> **To do**
Pictures stay out of the answer, but every line of the material must be restated exactly.

> **Task data**
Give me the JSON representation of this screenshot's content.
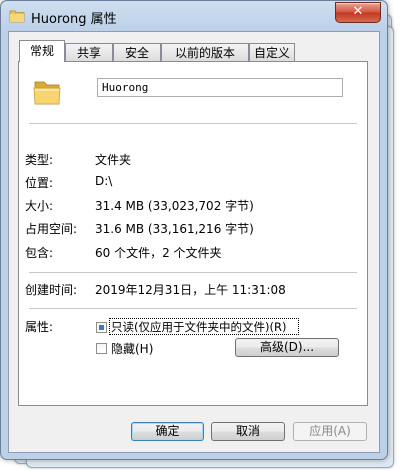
{
  "window": {
    "title": "Huorong 属性",
    "close_label": "✕"
  },
  "tabs": [
    {
      "label": "常规",
      "active": true
    },
    {
      "label": "共享",
      "active": false
    },
    {
      "label": "安全",
      "active": false
    },
    {
      "label": "以前的版本",
      "active": false
    },
    {
      "label": "自定义",
      "active": false
    }
  ],
  "general": {
    "folder_name": "Huorong",
    "folder_icon": "folder-icon",
    "type_label": "类型:",
    "type_value": "文件夹",
    "location_label": "位置:",
    "location_value": "D:\\",
    "size_label": "大小:",
    "size_value": "31.4 MB (33,023,702 字节)",
    "disk_label": "占用空间:",
    "disk_value": "31.6 MB (33,161,216 字节)",
    "contains_label": "包含:",
    "contains_value": "60 个文件，2 个文件夹",
    "created_label": "创建时间:",
    "created_value": "2019年12月31日，上午 11:31:08",
    "attributes_label": "属性:",
    "readonly_label": "只读(仅应用于文件夹中的文件)(R)",
    "readonly_state": "indeterminate",
    "hidden_label": "隐藏(H)",
    "hidden_state": "unchecked",
    "advanced_label": "高级(D)..."
  },
  "footer": {
    "ok_label": "确定",
    "cancel_label": "取消",
    "apply_label": "应用(A)"
  },
  "colors": {
    "titlebar": "#bcd0e8",
    "close_button": "#c2361f",
    "checkbox_fill": "#3b79c3"
  }
}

> **Exercise solution**
Give me the JSON representation of this screenshot's content.
{
  "window": {
    "title": "Huorong 属性",
    "close_label": "✕"
  },
  "tabs": [
    {
      "label": "常规",
      "active": true
    },
    {
      "label": "共享",
      "active": false
    },
    {
      "label": "安全",
      "active": false
    },
    {
      "label": "以前的版本",
      "active": false
    },
    {
      "label": "自定义",
      "active": false
    }
  ],
  "general": {
    "folder_name": "Huorong",
    "folder_icon": "folder-icon",
    "type_label": "类型:",
    "type_value": "文件夹",
    "location_label": "位置:",
    "location_value": "D:\\",
    "size_label": "大小:",
    "size_value": "31.4 MB (33,023,702 字节)",
    "disk_label": "占用空间:",
    "disk_value": "31.6 MB (33,161,216 字节)",
    "contains_label": "包含:",
    "contains_value": "60 个文件，2 个文件夹",
    "created_label": "创建时间:",
    "created_value": "2019年12月31日，上午 11:31:08",
    "attributes_label": "属性:",
    "readonly_label": "只读(仅应用于文件夹中的文件)(R)",
    "readonly_state": "indeterminate",
    "hidden_label": "隐藏(H)",
    "hidden_state": "unchecked",
    "advanced_label": "高级(D)..."
  },
  "footer": {
    "ok_label": "确定",
    "cancel_label": "取消",
    "apply_label": "应用(A)"
  },
  "colors": {
    "titlebar": "#bcd0e8",
    "close_button": "#c2361f",
    "checkbox_fill": "#3b79c3"
  }
}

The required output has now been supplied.